The Desert Fox (1951)
The fact is not lost on me that this column is posting on June 6, the 67th anniversary of D-Day — quite possibly the most pivotal day in the history of mankind. If the Allied invasion at Normandy had failed, there’s no telling the dark path down which humanity might have been set.
The man charged with defending the German beach defense was Erwin Rommel, regarded by many of his enemies as the finest military mind of his generation. His exploits in North Africa are legend, and if he hadn’t spent most of his time fighting with one or more arms tied behind his back — short on men and weapons, and under the thumb of a madman — Rommel might well have resisted the invasion by British and American forces.
It is strange that figures such as Winston Churchill felt compelled to memorialize the man who briefly held the fate of the world in his hands, but such are the vagaries of war. Had Rommel been able to direct the defenses to his own design, we might be spitting his name as a vile oath now.
The film about him, “The Desert Fox: The Story of Rommel,” is a muddled mess. Despite the title, there is little to nothing in the way of narrative about his African exploits — the way his tanks commanded the desert and how he himself acquired an almost supernatural reputation for avoiding harm.
Call me a literalist, but a biopic that does not even touch on the defining period in a man’s life is doomed from the start. Imagine “The Spirit of St. Louis” confined to Charles Lindbergh’s life after his historic Atlantic flight.
The story opens with the failed mission by some British stealth soldiers to assassinate Rommel. Then there’s a brief sequence about Desmond Young, the English colonel who briefly met Rommel while a prisoner of war. Young, playing himself (though his supposed narration was dubbed by an actor), returned to Germany after the war to find out the truth about Rommel’s death. His book formed the basis of this movie, adapted for the screen by Nunnally Johnson and directed by Henry Hathaway.
The purpose of the book and movie is not to tell the complete story of Rommel’s life but to set the historical record straight about his death. To wit: Rommel did not die of a heart attack or succumb to war wounds, as Hitler’s Nazi regime reported to the German people, but was forced to commit suicide in retaliation for Rommel’s tacit approval of the failed assassination attempt of Hitler.
As Germany’s most celebrated soldier, the revelation of Rommel’s participation would have been a tremendously demoralizing blow, Hitler’s cronies felt. Never mind that Rommel didn’t actually collaborate with the assassins and, in fact, was hospitalized in a coma after his car was strafed by enemy airplanes at the time Hitler’s bunker was bombed.
Faced with certain conviction, public humiliation and a painful death by garroting, Rommel still demanded a public trial — until Hitler’s henchmen warned that his wife (soulfully played by Jessica Tandy in an undersized part) and son (William Reynolds) would not be spared. Faced with no choice at all, Rommel agreed to be driven to a remote forest, swallow a cyanide capsule and let the lie about his death be spread.
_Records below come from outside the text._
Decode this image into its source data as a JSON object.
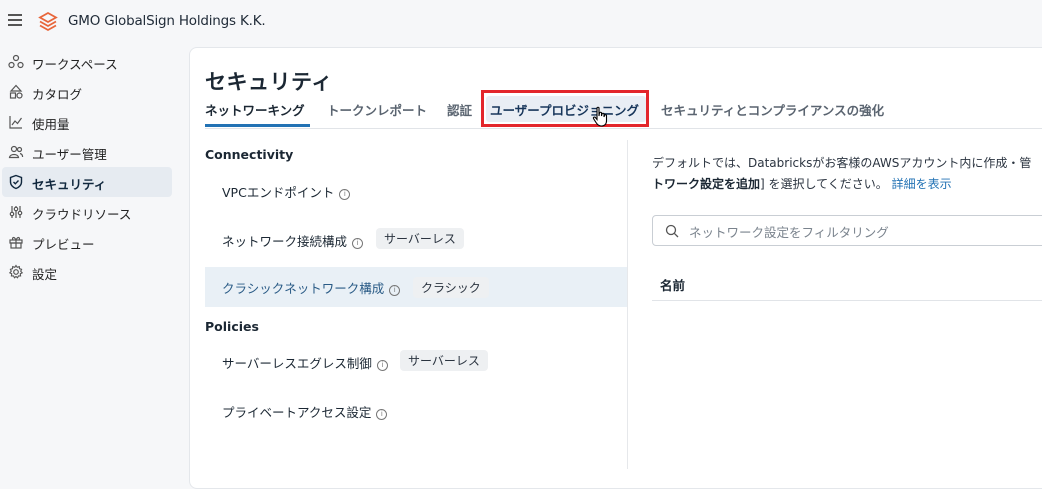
{
  "header": {
    "org_name": "GMO GlobalSign Holdings K.K."
  },
  "sidebar": {
    "items": [
      {
        "label": "ワークスペース",
        "icon": "workspace-icon"
      },
      {
        "label": "カタログ",
        "icon": "catalog-icon"
      },
      {
        "label": "使用量",
        "icon": "usage-chart-icon"
      },
      {
        "label": "ユーザー管理",
        "icon": "users-icon"
      },
      {
        "label": "セキュリティ",
        "icon": "shield-icon",
        "active": true
      },
      {
        "label": "クラウドリソース",
        "icon": "sliders-icon"
      },
      {
        "label": "プレビュー",
        "icon": "gift-icon"
      },
      {
        "label": "設定",
        "icon": "gear-icon"
      }
    ]
  },
  "page": {
    "title": "セキュリティ",
    "tabs": [
      {
        "label": "ネットワーキング",
        "active": true
      },
      {
        "label": "トークンレポート"
      },
      {
        "label": "認証"
      },
      {
        "label": "ユーザープロビジョニング",
        "highlighted": true
      },
      {
        "label": "セキュリティとコンプライアンスの強化"
      }
    ]
  },
  "left": {
    "connectivity_header": "Connectivity",
    "policies_header": "Policies",
    "items": [
      {
        "name": "VPCエンドポイント",
        "badge": ""
      },
      {
        "name": "ネットワーク接続構成",
        "badge": "サーバーレス"
      },
      {
        "name": "クラシックネットワーク構成",
        "badge": "クラシック",
        "selected": true
      },
      {
        "name": "サーバーレスエグレス制御",
        "badge": "サーバーレス"
      },
      {
        "name": "プライベートアクセス設定",
        "badge": ""
      }
    ]
  },
  "right": {
    "desc_line1": "デフォルトでは、Databricksがお客様のAWSアカウント内に作成・管",
    "desc_bold": "トワーク設定を追加",
    "desc_after": "] を選択してください。",
    "desc_link": "詳細を表示",
    "search_placeholder": "ネットワーク設定をフィルタリング",
    "column_name": "名前"
  },
  "colors": {
    "accent": "#2272b4",
    "highlight_box": "#e3262b",
    "active_nav_bg": "#e6ebf1"
  }
}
This should be riveting stuff, and if the entire movie were about Rommel’s last days and his final choice — to die a good soldier — it might have been better for it. Perhaps the film could start with the presentation of Rommel’s stark decision, and flashbacks to his life would paint a picture of why he could only arrive at the choice he did.
But I learned from Gene Siskel way back when that a reviewer should criticize a movie for what it is, not for what it is not. So rather than wishing for the film that might have been made about the life of the Desert Fox, I can merely express my disappointment at the one they did.
James Mason plays Rommel, his hair cropped so short his fleshy scalp peeks through, in a performance of clipped diction and ramrod-straight posture. Mason plays Rommel as a man so consumed by his sense of duty, and to an Old World sense of chivalry about the gentlemanly art of war, that he refused to act upon the clear evidence before him. The man who could have best ensured an orderly transition from the insanity of Hitler’s regime to peace was simply incapable of an overt act of treason.
It’s the credo of Edmund Burke, writ large: “All that is necessary for the triumph of evil is that good men do nothing.”
Alas, all that is necessary for a bad film to be made is for people with good intentions to muddle their way through without a clear sense of purpose. “The Desert Fox” bounces around from Africa to Normandy to Berlin, skipping over months and even years at a time without much rhyme or reason to it.
The film reaches a comically awful low point when Rommel confronts Hitler as one final test for himself before he throws in with the conspirators. Luther Adler plays Hitler as a prissy, chubby little joke of an enfant terrible. That works fine for “The Great Dictator,” but for a drama like this, Hitler should be unnerving and terrifying — more Bruno Ganz in “Downfall.”
“The Desert Fox” is a well-meaning but ultimately wrong-headed account of a great man who was a product of his time.